India to review Chinese language programs across universities

India to review Chinese language programs across universities

Following in his heels the Ministry of Education (Ministry of Human Resources Development) agreed to bring Mandarin off the list of approved Chinese language, which is protected by the National Education Policy, under scanners, many higher-education institutions.

The Ministry is especially interested in the universities that had previously had connections to the “Hanban” official language education network, which operates hundreds of “Confucius Institutes” (CIs) outside China.

“The Ministry of Human Resource Development and University Grants Commission (UGC) is in the process of reviewing the work being done by higher education institutions as part of agreements/educational arrangements with foreign institutions. As part of this process, we would like to review the activities undertaken by the Confucius Centre in your university/ institution affiliated to your university,”

Although India has only two functional CIs at present — at Mumbai University and the Vellore Institute of Technology — the Ministry has sent letters to at least five institutions that offer Chinese language training, asking them to send all details of collaboration since 2017, which will be reviewed by Education Secretary Amit Khare on August 5.

No comment on the meeting would be received from the UGC or the Education Ministry. Whether the Secretary for Education’s examination aims at evaluating collaboration with the CIs alone, as the letter states, or Chinese language studies and educational relations with Chinese universities in general is unknown.

Varsities confused

O.P. Jindal Global University in Haryana, among those on the Ministry’s review list, said the University has established partnerships with various universities in China but runs its language center — not with Hanban — but in collaboration with the National Tsing Hua University in Taiwan.

“We do not have a Confucius Centre. We have not established such a center or institute. However, as a global university, we teach many foreign languages,” said C. Raj Kumar, Vice-Chancellor of the Jindal Global University.

The Bharathiar University in Coimbatore also denied any connection. “We have received a communication from the UGC but we have not received any funding from [Hanban],” said P. Kaliraj, Vice-Chancellor. He added that Mandarin is not taught at the University’s Centre for Foreign Languages.

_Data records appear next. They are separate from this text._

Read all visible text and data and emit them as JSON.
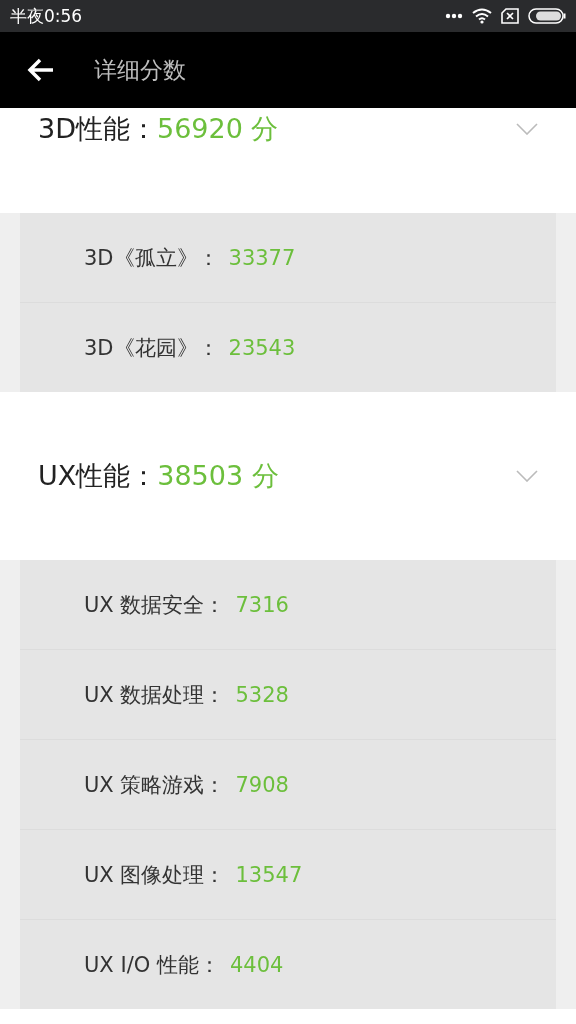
{
  "status_bar": {
    "time": "半夜0:56"
  },
  "header": {
    "title": "详细分数"
  },
  "sections": [
    {
      "label": "3D性能：",
      "score": "56920",
      "unit": "分",
      "expanded": true,
      "items": [
        {
          "label": "3D《孤立》：",
          "value": "33377"
        },
        {
          "label": "3D《花园》：",
          "value": "23543"
        }
      ]
    },
    {
      "label": "UX性能：",
      "score": "38503",
      "unit": "分",
      "expanded": true,
      "items": [
        {
          "label": "UX 数据安全：",
          "value": "7316"
        },
        {
          "label": "UX 数据处理：",
          "value": "5328"
        },
        {
          "label": "UX 策略游戏：",
          "value": "7908"
        },
        {
          "label": "UX 图像处理：",
          "value": "13547"
        },
        {
          "label": "UX I/O 性能：",
          "value": "4404"
        }
      ]
    }
  ]
}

Other universities reportedly under the scanner like Jawaharlal Nehru University, whose Centre for Chinese and Southeast Asian studies had signed the first MoU with CI in 2007, say the plan never took off. JNU had disagreements over the structure of faculty that the CI demanded, and shelved the idea, Centre Chairperson B.R. Deepak told to the media.

CIs have come under scrutiny recently in Europe, the U.S., and other countries with allegations of them being used as espionage hubs. In a statement earlier this month, the Confucius Institute Headquarters said the Chinese Ministry of Education plans to re-brand Hanban as an NGO called the “Centre for Chinese language education and cooperation”, in order to “disperse western misinterpretation”.

According to diplomats, India has always been “ahead of the curve” by discouraging the setting up of CIs, while collaborating on Chinese language training. In 2012, India signed an MoU with Hanban under which 300 Indian teachers would be trained in China. An upgraded “Educational Exchange Programme” (EEP) agreement was signed during Prime Minister Narendra Modi‘s visit to China in 2015.

“We maintained a distinction between Confucius Institutes, which we had strong worries about, and Chinese language training support in CBSE schools in conjunction with Hanban,” said former Ambassador to China Ashok Kantha, who was posted to Beijing at the time.

Among the two exceptions was the University of Mumbai that set up its CI in 2013, and the Vellore Institute of Technology, which started a Chinese Language Centre in 2009. After initial funding from China, Mumbai CI has supported itself through revenue from its own language courses.

“Chinese is important for cultural and strategic reasons and we need to have people who know Chinese. We have very few. In fact, the government needs to increase the Chinese training capacity in the country. We have sent a proposal to them a year ago to give us permanent faculty here at the University to set up a Department of Chinese,” Dr. Vibha Surana, who heads the institute, told to the media.